“I was 15 and I didn’t know that it was going to be historical. Fifty years later, I find out that it was pivotal American history that really, probably, brought about major change. So, wow, what an honour to be a part of that,” she says.
The nine students tried to enter the school, which was theoretically desegregated after a U.S. Supreme Court decision stated segregated schools were unconstitutional. The students, however, were stopped.
“As we approached the front of the school, soldiers in the Arkansas National Guard closed ranks, standing shoulder to shoulder to block the entrance of the black children and standing aside for the entrance of the white children,” Trickey recalls.
What happened that day was publicized around the world and the black students were dubbed the Little Rock Nine.
“The path to desegregation was raucous and violent, supported by armed soldiers, in plain view for the world to see,” says Trickey.
It was not until two weeks later, after President Dwight W. Eisenhower ordered the National Guard to implement desegregation, that the students returned to school.
Trickey described how the black students were sandwiched between guards and a mob of white people screaming obscenities and death threats.
“The Little Rock desegregation crisis was a pivotal event in United States history which spread to the world, and it had an important twist. That history was made by 14 and 15-year-olds,” she says. “We were not special.

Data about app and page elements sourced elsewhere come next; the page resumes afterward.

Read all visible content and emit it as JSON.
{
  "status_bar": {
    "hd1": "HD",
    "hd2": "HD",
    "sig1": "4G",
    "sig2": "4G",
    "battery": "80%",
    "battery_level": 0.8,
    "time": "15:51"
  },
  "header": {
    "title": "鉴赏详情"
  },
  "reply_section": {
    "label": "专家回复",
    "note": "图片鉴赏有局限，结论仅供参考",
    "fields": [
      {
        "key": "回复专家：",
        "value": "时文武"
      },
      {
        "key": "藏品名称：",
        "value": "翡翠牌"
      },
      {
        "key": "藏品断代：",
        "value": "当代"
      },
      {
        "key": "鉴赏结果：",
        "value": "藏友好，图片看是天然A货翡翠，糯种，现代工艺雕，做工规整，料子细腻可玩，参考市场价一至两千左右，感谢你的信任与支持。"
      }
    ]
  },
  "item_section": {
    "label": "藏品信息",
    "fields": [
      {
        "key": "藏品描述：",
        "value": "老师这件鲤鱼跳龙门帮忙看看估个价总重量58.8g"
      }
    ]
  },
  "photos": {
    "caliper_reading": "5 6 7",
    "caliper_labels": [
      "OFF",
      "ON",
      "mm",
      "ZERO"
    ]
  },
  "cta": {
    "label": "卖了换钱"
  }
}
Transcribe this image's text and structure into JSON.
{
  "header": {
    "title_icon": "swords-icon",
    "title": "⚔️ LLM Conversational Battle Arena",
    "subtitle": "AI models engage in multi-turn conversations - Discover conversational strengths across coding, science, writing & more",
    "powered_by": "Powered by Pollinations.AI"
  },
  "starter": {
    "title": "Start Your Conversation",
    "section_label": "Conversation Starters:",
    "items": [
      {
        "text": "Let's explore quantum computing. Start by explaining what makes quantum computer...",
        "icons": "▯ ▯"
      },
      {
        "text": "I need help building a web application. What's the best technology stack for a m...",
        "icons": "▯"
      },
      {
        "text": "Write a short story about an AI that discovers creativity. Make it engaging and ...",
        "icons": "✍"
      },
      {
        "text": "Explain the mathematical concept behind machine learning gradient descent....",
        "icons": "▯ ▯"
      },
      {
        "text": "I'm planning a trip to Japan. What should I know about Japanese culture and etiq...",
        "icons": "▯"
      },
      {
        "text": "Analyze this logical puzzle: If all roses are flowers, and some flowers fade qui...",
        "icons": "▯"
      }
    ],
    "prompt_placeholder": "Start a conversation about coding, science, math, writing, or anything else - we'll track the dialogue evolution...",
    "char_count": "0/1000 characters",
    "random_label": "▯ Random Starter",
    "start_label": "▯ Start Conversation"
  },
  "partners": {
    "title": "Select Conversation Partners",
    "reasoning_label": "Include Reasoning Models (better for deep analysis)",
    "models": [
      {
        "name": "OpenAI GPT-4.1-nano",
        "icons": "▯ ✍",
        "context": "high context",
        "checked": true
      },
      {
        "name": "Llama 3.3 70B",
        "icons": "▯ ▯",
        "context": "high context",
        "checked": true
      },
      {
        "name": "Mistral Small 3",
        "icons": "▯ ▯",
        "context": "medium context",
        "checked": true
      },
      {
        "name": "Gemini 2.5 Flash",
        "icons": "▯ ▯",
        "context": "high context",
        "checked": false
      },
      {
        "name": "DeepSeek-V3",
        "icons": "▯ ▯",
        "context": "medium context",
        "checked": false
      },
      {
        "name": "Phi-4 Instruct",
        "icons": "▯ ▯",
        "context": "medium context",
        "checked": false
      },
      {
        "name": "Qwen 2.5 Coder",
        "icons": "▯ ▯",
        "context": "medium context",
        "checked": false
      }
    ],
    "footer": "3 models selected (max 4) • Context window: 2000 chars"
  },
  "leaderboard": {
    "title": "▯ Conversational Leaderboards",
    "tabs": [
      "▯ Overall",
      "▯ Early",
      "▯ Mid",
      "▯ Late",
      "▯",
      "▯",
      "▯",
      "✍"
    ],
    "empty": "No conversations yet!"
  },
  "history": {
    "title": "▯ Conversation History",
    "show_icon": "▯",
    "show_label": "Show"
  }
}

We were just kids and we wanted something that was inherently evil to change.”